▸ **Work required**
List every line below containing "خریدار".

[[ Information open ]]

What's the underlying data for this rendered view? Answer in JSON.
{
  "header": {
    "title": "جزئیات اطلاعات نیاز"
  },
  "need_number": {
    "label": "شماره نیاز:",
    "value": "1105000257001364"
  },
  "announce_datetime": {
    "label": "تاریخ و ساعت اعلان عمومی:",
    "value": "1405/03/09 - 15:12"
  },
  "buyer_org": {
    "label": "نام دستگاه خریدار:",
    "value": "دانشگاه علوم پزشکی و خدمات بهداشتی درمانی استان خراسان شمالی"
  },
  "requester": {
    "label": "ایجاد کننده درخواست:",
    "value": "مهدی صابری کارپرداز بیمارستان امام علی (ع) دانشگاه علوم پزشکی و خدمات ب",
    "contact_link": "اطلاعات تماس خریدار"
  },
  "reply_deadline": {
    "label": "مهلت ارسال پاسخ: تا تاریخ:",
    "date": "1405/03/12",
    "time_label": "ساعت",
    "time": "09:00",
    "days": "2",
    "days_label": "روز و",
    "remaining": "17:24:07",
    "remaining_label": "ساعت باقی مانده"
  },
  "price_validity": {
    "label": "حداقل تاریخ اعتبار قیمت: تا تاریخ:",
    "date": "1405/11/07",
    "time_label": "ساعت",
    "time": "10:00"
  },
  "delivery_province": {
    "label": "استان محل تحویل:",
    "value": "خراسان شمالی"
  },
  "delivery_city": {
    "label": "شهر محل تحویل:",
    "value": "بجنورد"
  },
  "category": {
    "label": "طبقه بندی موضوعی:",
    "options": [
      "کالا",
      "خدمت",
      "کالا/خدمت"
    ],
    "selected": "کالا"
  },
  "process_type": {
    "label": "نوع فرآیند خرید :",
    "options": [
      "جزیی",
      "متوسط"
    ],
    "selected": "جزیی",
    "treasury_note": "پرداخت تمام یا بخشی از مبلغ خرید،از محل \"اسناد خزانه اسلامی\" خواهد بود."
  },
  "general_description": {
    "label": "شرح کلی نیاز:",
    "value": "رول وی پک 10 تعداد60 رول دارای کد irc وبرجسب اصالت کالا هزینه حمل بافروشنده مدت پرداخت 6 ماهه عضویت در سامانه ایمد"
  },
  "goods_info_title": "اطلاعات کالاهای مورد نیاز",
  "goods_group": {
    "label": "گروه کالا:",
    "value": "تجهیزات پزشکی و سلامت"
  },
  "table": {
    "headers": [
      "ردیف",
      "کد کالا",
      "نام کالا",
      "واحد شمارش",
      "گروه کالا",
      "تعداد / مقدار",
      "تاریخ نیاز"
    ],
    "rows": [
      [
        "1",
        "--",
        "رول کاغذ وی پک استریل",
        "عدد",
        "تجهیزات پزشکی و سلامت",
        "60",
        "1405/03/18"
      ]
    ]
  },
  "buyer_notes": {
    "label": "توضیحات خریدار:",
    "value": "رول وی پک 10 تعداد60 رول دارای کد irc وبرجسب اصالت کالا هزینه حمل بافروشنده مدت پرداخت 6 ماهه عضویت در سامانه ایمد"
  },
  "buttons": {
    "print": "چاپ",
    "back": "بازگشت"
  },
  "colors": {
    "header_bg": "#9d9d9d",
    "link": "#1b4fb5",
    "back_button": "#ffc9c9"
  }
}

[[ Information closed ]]
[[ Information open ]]

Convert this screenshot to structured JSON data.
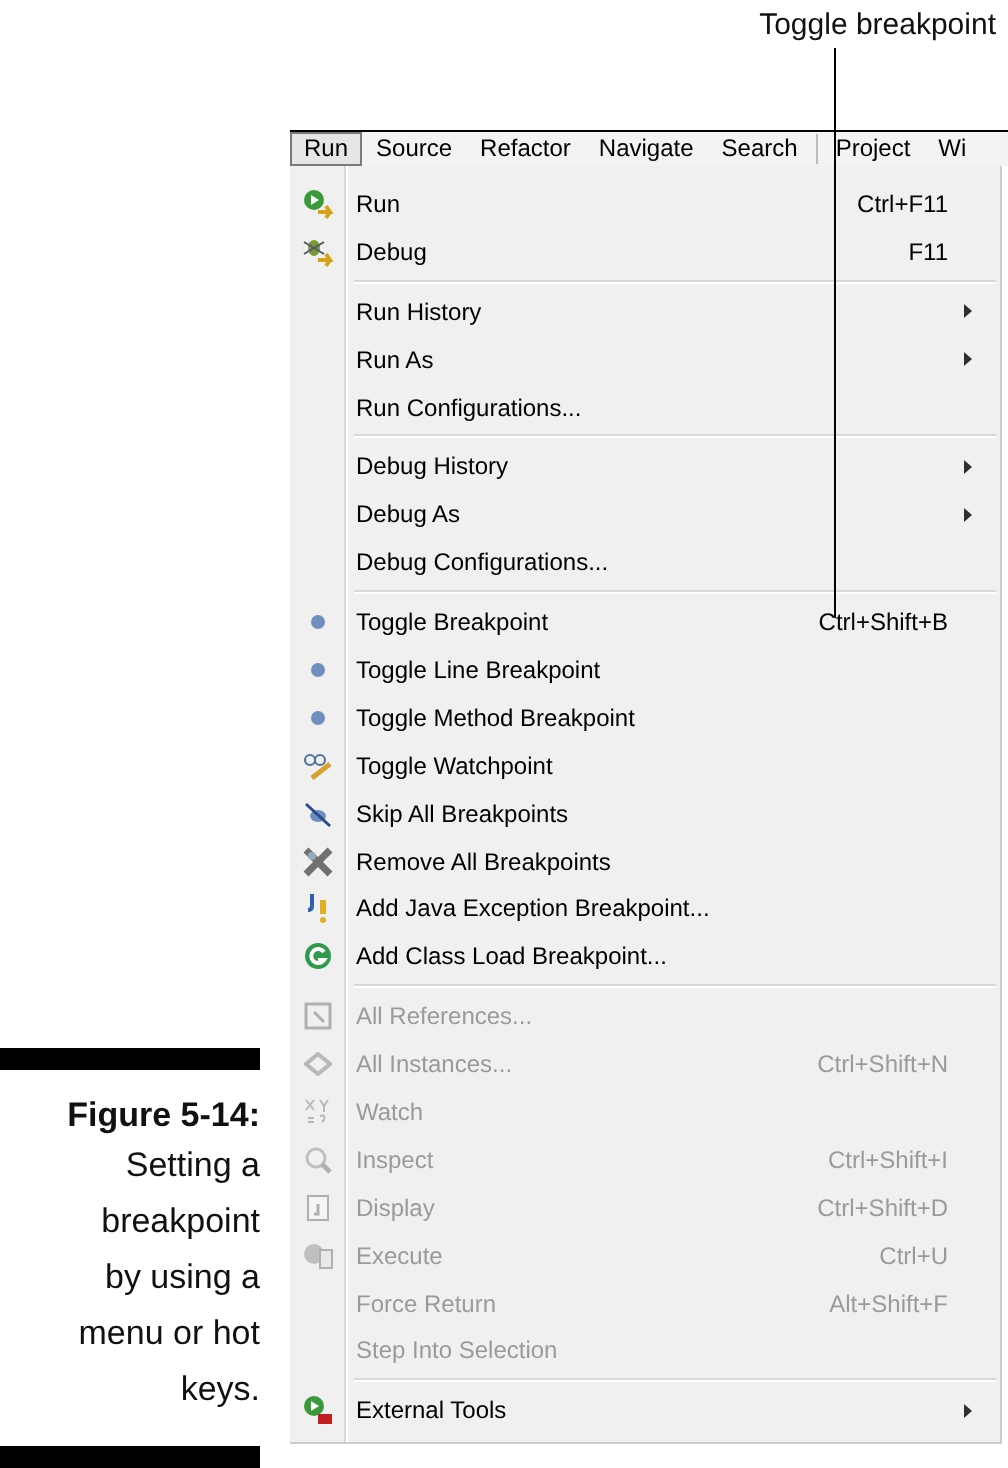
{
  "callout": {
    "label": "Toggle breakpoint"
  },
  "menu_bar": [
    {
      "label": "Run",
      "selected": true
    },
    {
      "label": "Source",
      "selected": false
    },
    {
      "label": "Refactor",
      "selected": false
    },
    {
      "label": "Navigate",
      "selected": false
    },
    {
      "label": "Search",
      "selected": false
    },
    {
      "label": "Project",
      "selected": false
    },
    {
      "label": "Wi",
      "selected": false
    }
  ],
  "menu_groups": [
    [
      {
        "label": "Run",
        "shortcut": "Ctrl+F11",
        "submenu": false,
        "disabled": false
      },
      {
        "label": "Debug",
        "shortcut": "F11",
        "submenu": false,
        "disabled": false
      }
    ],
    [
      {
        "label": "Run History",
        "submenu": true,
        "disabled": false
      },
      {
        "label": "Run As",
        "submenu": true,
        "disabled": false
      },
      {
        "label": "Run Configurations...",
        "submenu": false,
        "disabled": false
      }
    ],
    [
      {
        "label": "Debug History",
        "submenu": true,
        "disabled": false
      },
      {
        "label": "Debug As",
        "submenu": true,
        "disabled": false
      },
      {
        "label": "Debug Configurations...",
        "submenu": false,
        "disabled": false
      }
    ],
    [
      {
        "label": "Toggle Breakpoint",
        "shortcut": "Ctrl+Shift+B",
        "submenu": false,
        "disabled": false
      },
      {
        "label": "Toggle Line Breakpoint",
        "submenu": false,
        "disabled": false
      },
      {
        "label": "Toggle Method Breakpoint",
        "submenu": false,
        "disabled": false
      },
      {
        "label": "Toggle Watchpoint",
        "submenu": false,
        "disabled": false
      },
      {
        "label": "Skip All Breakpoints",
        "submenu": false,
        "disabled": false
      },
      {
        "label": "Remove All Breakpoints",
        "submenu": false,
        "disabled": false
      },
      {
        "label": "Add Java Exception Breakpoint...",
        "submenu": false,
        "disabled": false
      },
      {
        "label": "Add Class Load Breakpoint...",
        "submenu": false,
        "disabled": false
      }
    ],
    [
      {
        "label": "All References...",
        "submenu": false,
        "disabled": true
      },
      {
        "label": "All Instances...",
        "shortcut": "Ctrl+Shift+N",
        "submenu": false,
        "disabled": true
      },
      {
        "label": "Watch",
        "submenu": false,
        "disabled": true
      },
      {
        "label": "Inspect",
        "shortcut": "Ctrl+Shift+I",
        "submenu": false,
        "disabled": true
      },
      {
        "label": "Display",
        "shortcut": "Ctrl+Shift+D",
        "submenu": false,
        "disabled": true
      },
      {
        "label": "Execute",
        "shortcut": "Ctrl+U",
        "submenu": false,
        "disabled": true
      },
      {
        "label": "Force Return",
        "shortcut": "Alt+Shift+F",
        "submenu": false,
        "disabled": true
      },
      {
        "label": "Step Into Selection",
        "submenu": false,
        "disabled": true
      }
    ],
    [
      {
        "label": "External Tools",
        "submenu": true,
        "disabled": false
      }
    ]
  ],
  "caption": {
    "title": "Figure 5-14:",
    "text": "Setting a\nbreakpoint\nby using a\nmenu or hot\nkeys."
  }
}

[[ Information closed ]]

▸ **Exercise response**
    "label": "نام دستگاه خریدار:",
    "contact_link": "اطلاعات تماس خریدار"
    "label": "توضیحات خریدار:",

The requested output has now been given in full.